Lame

I have no idea what the fine folks at Ben & Jerry’s are smoking these days but they have some of the tackiest advertisements for ice cream that my eyes have ever had the misfortune to read.
The ads are so cutesy they make me want to stir fry a litter of Chihuahua’s.
Well, almost.
I hear they taste just like chicken.
Ice cream in January around here is almost as enticing as a hot cup of soup on the 4th of July.
It just doesn’t make meteorological (or logical) sense.
Like these Ben & Jerry’s ads.
I saw an ad at B&J’s a month or so ago for one of their frozen concoctions called ‘Whirled Peace’.
Ugh.
Gag me with a maggot.
The proverbial turd floating in the crapper was something I happened to notice last Tuesday.
Are you ready?
Get your tie-dye barf bags out.
The flavor du-jour (I didn’t even bother to see exactly what it schwas) was something called, ‘Yes, Pecan’, in honor of the big O’s inauguration.
Yes, Pecan?
You have got to be shitting me.
Lame, lame, lame.
Well, smack my ass an call me Betty, who was the slogan-making machine that penned that one?
They should be brought out to pasture and neutered.
Over the years, slogans have always managed to catch my attention, especially when they’re real bad.
(like B&J’s)
I found a few funny things floating in cyberspace regarding slogans gone over to the dark side:

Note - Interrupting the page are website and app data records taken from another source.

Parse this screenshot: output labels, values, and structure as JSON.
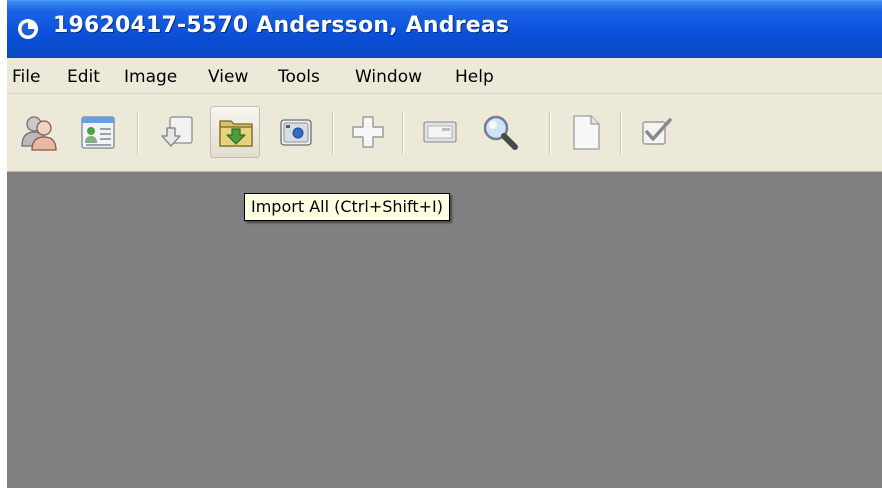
{
  "window": {
    "title": "19620417-5570 Andersson, Andreas",
    "title_bar_color": "#0a4fd8",
    "workspace_color": "#808080"
  },
  "menu": {
    "items": [
      {
        "label": "File"
      },
      {
        "label": "Edit"
      },
      {
        "label": "Image"
      },
      {
        "label": "View"
      },
      {
        "label": "Tools"
      },
      {
        "label": "Window"
      },
      {
        "label": "Help"
      }
    ]
  },
  "toolbar": {
    "buttons": [
      {
        "icon": "patients-icon"
      },
      {
        "icon": "patient-card-icon"
      },
      {
        "icon": "import-icon"
      },
      {
        "icon": "import-all-icon"
      },
      {
        "icon": "camera-icon"
      },
      {
        "icon": "add-icon"
      },
      {
        "icon": "scanner-icon"
      },
      {
        "icon": "magnifier-icon"
      },
      {
        "icon": "document-icon"
      },
      {
        "icon": "checkbox-icon"
      }
    ]
  },
  "tooltip": {
    "text": "Import All (Ctrl+Shift+I)"
  }
}
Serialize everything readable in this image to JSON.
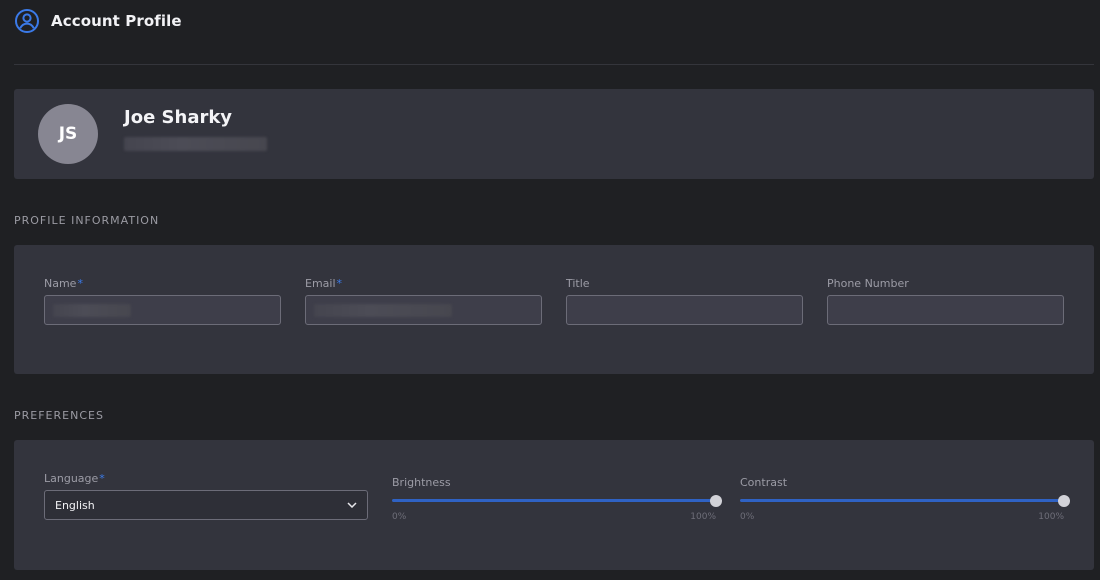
{
  "header": {
    "title": "Account Profile",
    "icon": "user-circle-icon",
    "accent_color": "#3b7ae8"
  },
  "profile": {
    "initials": "JS",
    "name": "Joe Sharky",
    "email_redacted": true
  },
  "profile_information": {
    "section_title": "PROFILE INFORMATION",
    "fields": [
      {
        "label": "Name",
        "required": true,
        "value_redacted": true,
        "value": ""
      },
      {
        "label": "Email",
        "required": true,
        "value_redacted": true,
        "value": ""
      },
      {
        "label": "Title",
        "required": false,
        "value_redacted": false,
        "value": ""
      },
      {
        "label": "Phone Number",
        "required": false,
        "value_redacted": false,
        "value": ""
      }
    ],
    "required_marker": "*"
  },
  "preferences": {
    "section_title": "PREFERENCES",
    "language": {
      "label": "Language",
      "required": true,
      "selected": "English",
      "icon": "chevron-down-icon"
    },
    "brightness": {
      "label": "Brightness",
      "value_percent": 100,
      "min_label": "0%",
      "max_label": "100%"
    },
    "contrast": {
      "label": "Contrast",
      "value_percent": 100,
      "min_label": "0%",
      "max_label": "100%"
    },
    "slider_color": "#2f62c4"
  }
}
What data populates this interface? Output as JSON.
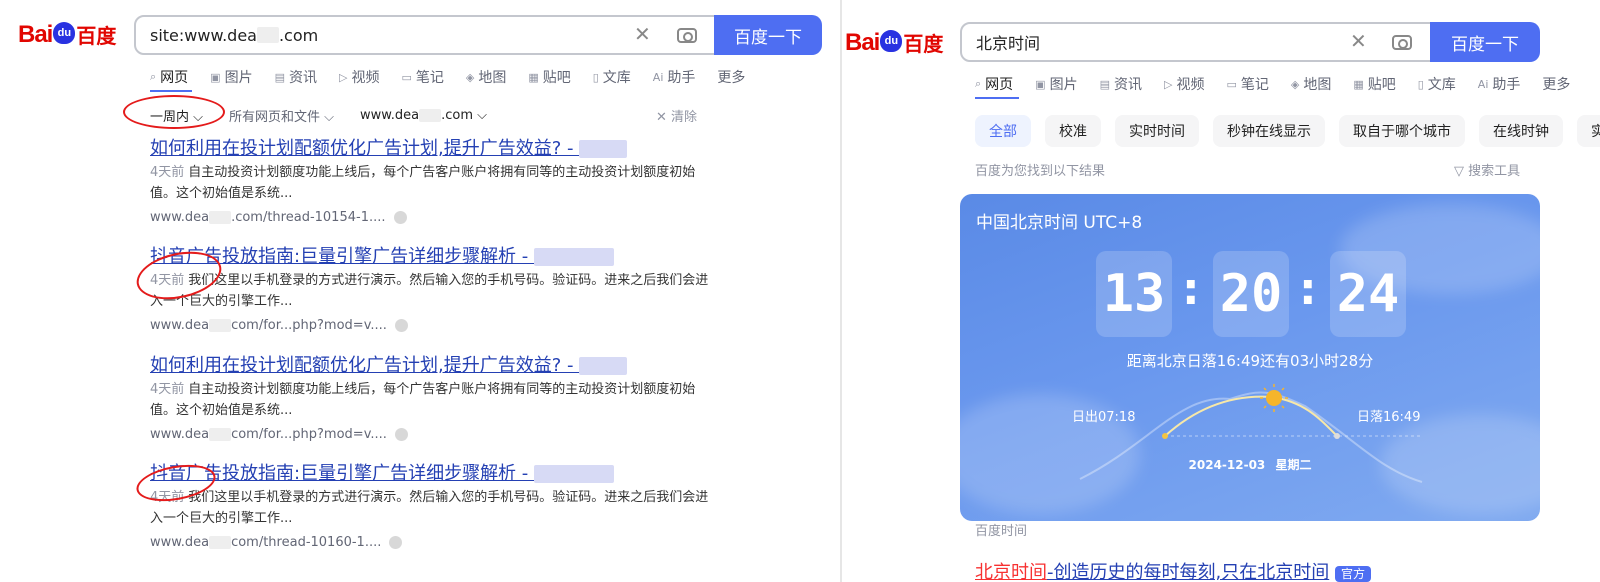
{
  "left": {
    "logo": {
      "latin": "Bai",
      "paw": "du",
      "cn": "百度"
    },
    "search": {
      "value": "site:www.dea",
      "value_tail": ".com",
      "button": "百度一下"
    },
    "tabs": [
      "网页",
      "图片",
      "资讯",
      "视频",
      "笔记",
      "地图",
      "贴吧",
      "文库",
      "助手",
      "更多"
    ],
    "filters": {
      "time": "一周内",
      "type": "所有网页和文件",
      "site_head": "www.dea",
      "site_tail": ".com",
      "clear": "清除"
    },
    "results": [
      {
        "title": "如何利用在投计划配额优化广告计划,提升广告效益? - ",
        "date": "4天前",
        "abstract": "自主动投资计划额度功能上线后，每个广告客户账户将拥有同等的主动投资计划额度初始值。这个初始值是系统...",
        "url_head": "www.dea",
        "url_tail": ".com/thread-10154-1...."
      },
      {
        "title": "抖音广告投放指南:巨量引擎广告详细步骤解析 - ",
        "date": "4天前",
        "abstract": "我们这里以手机登录的方式进行演示。然后输入您的手机号码。验证码。进来之后我们会进入一个巨大的引擎工作...",
        "url_head": "www.dea",
        "url_tail": "com/for...php?mod=v...."
      },
      {
        "title": "如何利用在投计划配额优化广告计划,提升广告效益? - ",
        "date": "4天前",
        "abstract": "自主动投资计划额度功能上线后，每个广告客户账户将拥有同等的主动投资计划额度初始值。这个初始值是系统...",
        "url_head": "www.dea",
        "url_tail": "com/for...php?mod=v...."
      },
      {
        "title": "抖音广告投放指南:巨量引擎广告详细步骤解析 - ",
        "date": "4天前",
        "abstract": "我们这里以手机登录的方式进行演示。然后输入您的手机号码。验证码。进来之后我们会进入一个巨大的引擎工作...",
        "url_head": "www.dea",
        "url_tail": "com/thread-10160-1...."
      }
    ]
  },
  "right": {
    "logo": {
      "latin": "Bai",
      "paw": "du",
      "cn": "百度"
    },
    "search": {
      "value": "北京时间",
      "button": "百度一下"
    },
    "tabs": [
      "网页",
      "图片",
      "资讯",
      "视频",
      "笔记",
      "地图",
      "贴吧",
      "文库",
      "助手",
      "更多"
    ],
    "pills": [
      "全部",
      "校准",
      "实时时间",
      "秒钟在线显示",
      "取自于哪个城市",
      "在线时钟",
      "实时"
    ],
    "found": "百度为您找到以下结果",
    "tools": "搜索工具",
    "card": {
      "title": "中国北京时间 UTC+8",
      "hh": "13",
      "mm": "20",
      "ss": "24",
      "sunset_text": "距离北京日落16:49还有03小时28分",
      "sunrise": "日出07:18",
      "sunset": "日落16:49",
      "date": "2024-12-03",
      "weekday": "星期二"
    },
    "source": "百度时间",
    "next_title_red": "北京时间",
    "next_title": "-创造历史的每时每刻,只在北京时间",
    "next_badge": "官方"
  },
  "colors": {
    "brand_blue": "#4e6ef2",
    "link": "#2440b3",
    "logo_red": "#e10601",
    "annotation_red": "#e41b1b"
  }
}
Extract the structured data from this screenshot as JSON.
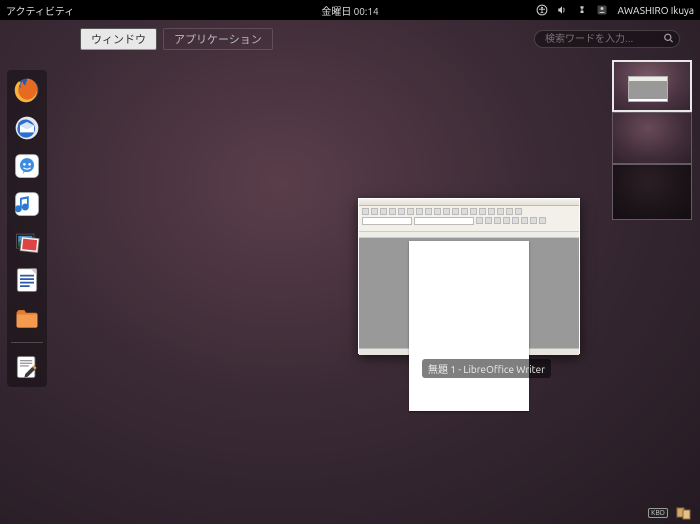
{
  "panel": {
    "activities_label": "アクティビティ",
    "clock": "金曜日 00:14",
    "user": "AWASHIRO Ikuya"
  },
  "overview": {
    "tab_windows": "ウィンドウ",
    "tab_applications": "アプリケーション",
    "search_placeholder": "検索ワードを入力..."
  },
  "window": {
    "label": "無題 1 - LibreOffice Writer"
  },
  "workspaces": {
    "caption": ""
  },
  "tray": {
    "kbd_label": "KBD"
  },
  "dock": {
    "items": [
      "firefox",
      "thunderbird",
      "empathy",
      "banshee",
      "shotwell",
      "libreoffice-writer",
      "nautilus",
      "gedit"
    ]
  }
}
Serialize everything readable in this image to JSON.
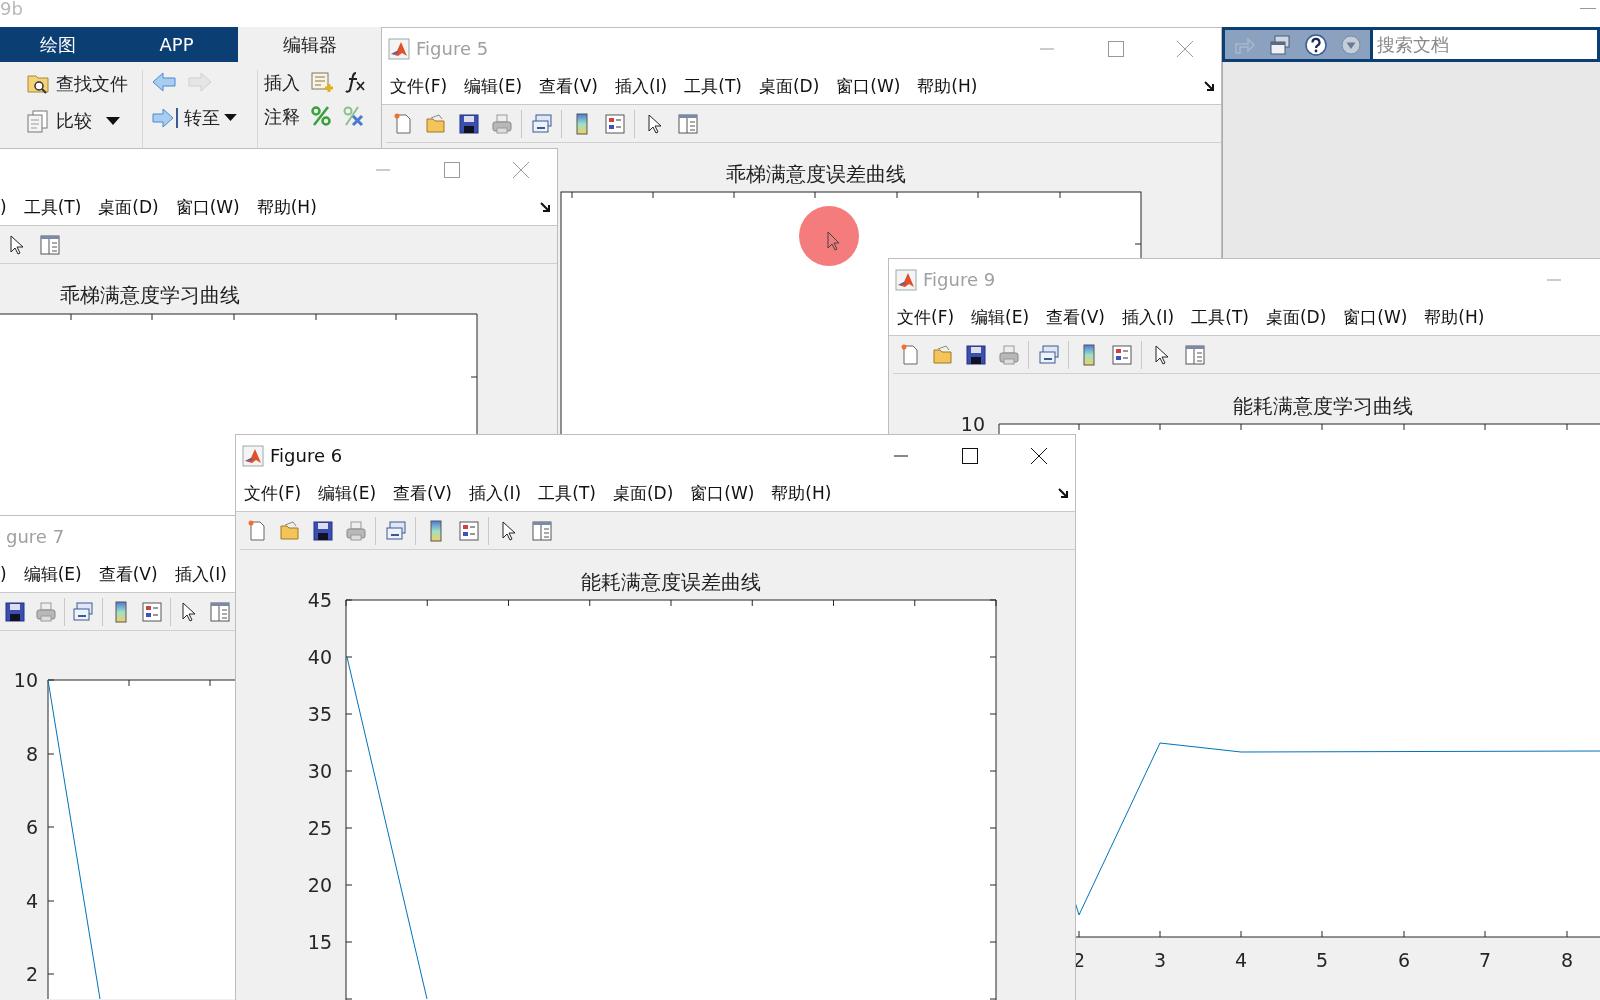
{
  "matlab": {
    "version_fragment": "9b",
    "tabs": [
      {
        "label": "绘图",
        "selected": false
      },
      {
        "label": "APP",
        "selected": false
      },
      {
        "label": "编辑器",
        "selected": true
      }
    ],
    "ribbon": {
      "find_files": "查找文件",
      "compare": "比较",
      "goto": "转至",
      "insert": "插入",
      "comment": "注释"
    },
    "search": {
      "placeholder": "搜索文档"
    }
  },
  "figures": [
    {
      "title": "Figure 5",
      "active": false,
      "menu": [
        "文件(F)",
        "编辑(E)",
        "查看(V)",
        "插入(I)",
        "工具(T)",
        "桌面(D)",
        "窗口(W)",
        "帮助(H)"
      ],
      "plot_title": "乖梯满意度误差曲线"
    },
    {
      "menu": [
        ")",
        "工具(T)",
        "桌面(D)",
        "窗口(W)",
        "帮助(H)"
      ],
      "plot_title": "乖梯满意度学习曲线"
    },
    {
      "title": "gure 7",
      "active": false,
      "menu": [
        ")",
        "编辑(E)",
        "查看(V)",
        "插入(I)"
      ],
      "y_ticks": [
        "10",
        "8",
        "6",
        "4",
        "2"
      ]
    },
    {
      "title": "Figure 9",
      "active": false,
      "menu": [
        "文件(F)",
        "编辑(E)",
        "查看(V)",
        "插入(I)",
        "工具(T)",
        "桌面(D)",
        "窗口(W)",
        "帮助(H)"
      ],
      "plot_title": "能耗满意度学习曲线",
      "y_ticks": [
        "10"
      ],
      "x_ticks": [
        "2",
        "3",
        "4",
        "5",
        "6",
        "7",
        "8"
      ]
    },
    {
      "title": "Figure 6",
      "active": true,
      "menu": [
        "文件(F)",
        "编辑(E)",
        "查看(V)",
        "插入(I)",
        "工具(T)",
        "桌面(D)",
        "窗口(W)",
        "帮助(H)"
      ],
      "plot_title": "能耗满意度误差曲线",
      "y_ticks": [
        "45",
        "40",
        "35",
        "30",
        "25",
        "20",
        "15"
      ]
    }
  ]
}
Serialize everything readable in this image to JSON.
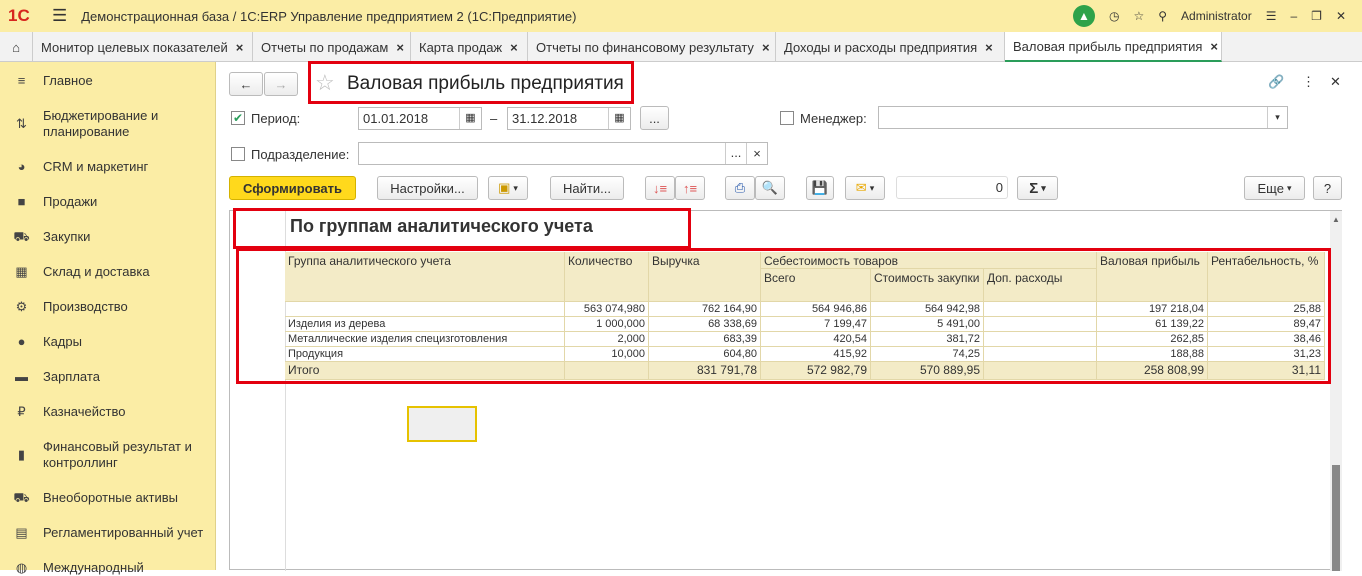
{
  "app": {
    "logo": "1С",
    "title": "Демонстрационная база / 1С:ERP Управление предприятием 2  (1С:Предприятие)",
    "user": "Administrator"
  },
  "tabs": [
    {
      "label": "Монитор целевых показателей"
    },
    {
      "label": "Отчеты по продажам"
    },
    {
      "label": "Карта продаж"
    },
    {
      "label": "Отчеты по финансовому результату"
    },
    {
      "label": "Доходы и расходы предприятия"
    },
    {
      "label": "Валовая прибыль предприятия",
      "active": true
    }
  ],
  "sidebar": {
    "items": [
      {
        "label": "Главное"
      },
      {
        "label": "Бюджетирование и планирование"
      },
      {
        "label": "CRM и маркетинг"
      },
      {
        "label": "Продажи"
      },
      {
        "label": "Закупки"
      },
      {
        "label": "Склад и доставка"
      },
      {
        "label": "Производство"
      },
      {
        "label": "Кадры"
      },
      {
        "label": "Зарплата"
      },
      {
        "label": "Казначейство"
      },
      {
        "label": "Финансовый результат и контроллинг"
      },
      {
        "label": "Внеоборотные активы"
      },
      {
        "label": "Регламентированный учет"
      },
      {
        "label": "Международный"
      }
    ]
  },
  "form": {
    "title": "Валовая прибыль предприятия",
    "period_label": "Период:",
    "date_from": "01.01.2018",
    "dash": "–",
    "date_to": "31.12.2018",
    "ellipsis": "...",
    "manager_label": "Менеджер:",
    "manager_value": "",
    "division_label": "Подразделение:",
    "division_value": "",
    "clear": "×"
  },
  "toolbar": {
    "generate": "Сформировать",
    "settings": "Настройки...",
    "find": "Найти...",
    "sum_value": "0",
    "more": "Еще",
    "help": "?"
  },
  "report": {
    "title": "По группам аналитического учета",
    "headers": {
      "group": "Группа аналитического учета",
      "qty": "Количество",
      "revenue": "Выручка",
      "cost": "Себестоимость товаров",
      "cost_total": "Всего",
      "cost_purchase": "Стоимость закупки",
      "cost_extra": "Доп. расходы",
      "gross": "Валовая прибыль",
      "margin": "Рентабельность, %"
    },
    "rows": [
      [
        "",
        "563 074,980",
        "762 164,90",
        "564 946,86",
        "564 942,98",
        "",
        "197 218,04",
        "25,88"
      ],
      [
        "Изделия из дерева",
        "1 000,000",
        "68 338,69",
        "7 199,47",
        "5 491,00",
        "",
        "61 139,22",
        "89,47"
      ],
      [
        "Металлические изделия специзготовления",
        "2,000",
        "683,39",
        "420,54",
        "381,72",
        "",
        "262,85",
        "38,46"
      ],
      [
        "Продукция",
        "10,000",
        "604,80",
        "415,92",
        "74,25",
        "",
        "188,88",
        "31,23"
      ]
    ],
    "total": [
      "Итого",
      "",
      "831 791,78",
      "572 982,79",
      "570 889,95",
      "",
      "258 808,99",
      "31,11"
    ]
  }
}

  • Clairol introduced the “Mist Stick”, a curling iron, into Germany only to find out that “mist” is slang for manure.
  • Colgate introduced a toothpaste in France called Cue, the name of a notorious porno magazine.
  • Coors put its slogan, “Turn it loose,” into Spanish, where it was read as “Suffer from diarrhea.”
  • Scandinavian vacuum manufacturer Electrolux used the following in an American campaign: “Nothing sucks like an Electrolux.”
  • When Gerber started selling baby food in Africa, they used the same packaging as in the U.S., with the beautiful Caucasian baby on the label. Later they learned that in Africa, companies routinely put pictures on the label of what’s inside, since most people can’t read.
  • The Coca-Cola name in China was first read as “Ke-kou-ke-la”, meaning “Bite the wax tadpole” or “Female horse stuffed with wax”, depending on the dialect. Coke then researched 40,000 characters to find a phonetic equivalent: “ko-kou-ko-le”, translating into “Happiness in the mouth.”
  • In Taiwan, the translation of the Pepsi slogan, “Come Alive With the Pepsi Generation,” came out as “Pepsi Will Bring Your Ancestors Back From The Grave” in Chinese.
  • Also in Chinese, the Kentucky Fried Chicken slogan, “Finger-Lickin’ Good” came out as “Eat Your Fingers Off.”
  • Frank Perdue’s chicken slogan, “It takes a strong man to make a tender chicken” was translated into Spanish as “It takes an aroused man to make a chicken affectionate.”
  • When General Motors introduced the Chevy Nova in South America, it was apparently unaware that “No Va” means “It Won’t Go.” After the company figured out why it was not selling any cars, it renamed the car in its Spanish markets to the Caribe.
  • Ford had a similar problem in Brazil when the Pinto flopped. The company found out that Pinto was Brazilian slang for “Tiny Male Genitals.” Ford pried all the nameplates off and substituted “Corcel”, which means horse.
  • When Parker Pen marketed a ballpoint pen in Mexico, its adds were supposed to say, “It Won’t Leak In Your Pocket And Embarrass You.” However, the company mistakenly thought the Spanish word “embarazar” meant embarrass. Instead the ads said that “It Won’t Leak In Your Pocket And Make You Pregnant”

The psychology of slogans fascinates me.
And come to think of it, after reading these, maybe Ben & Jerry’s isn’t so bad after all.
Bite the wax tadpole?
Evyl must have had something to do with that one . . .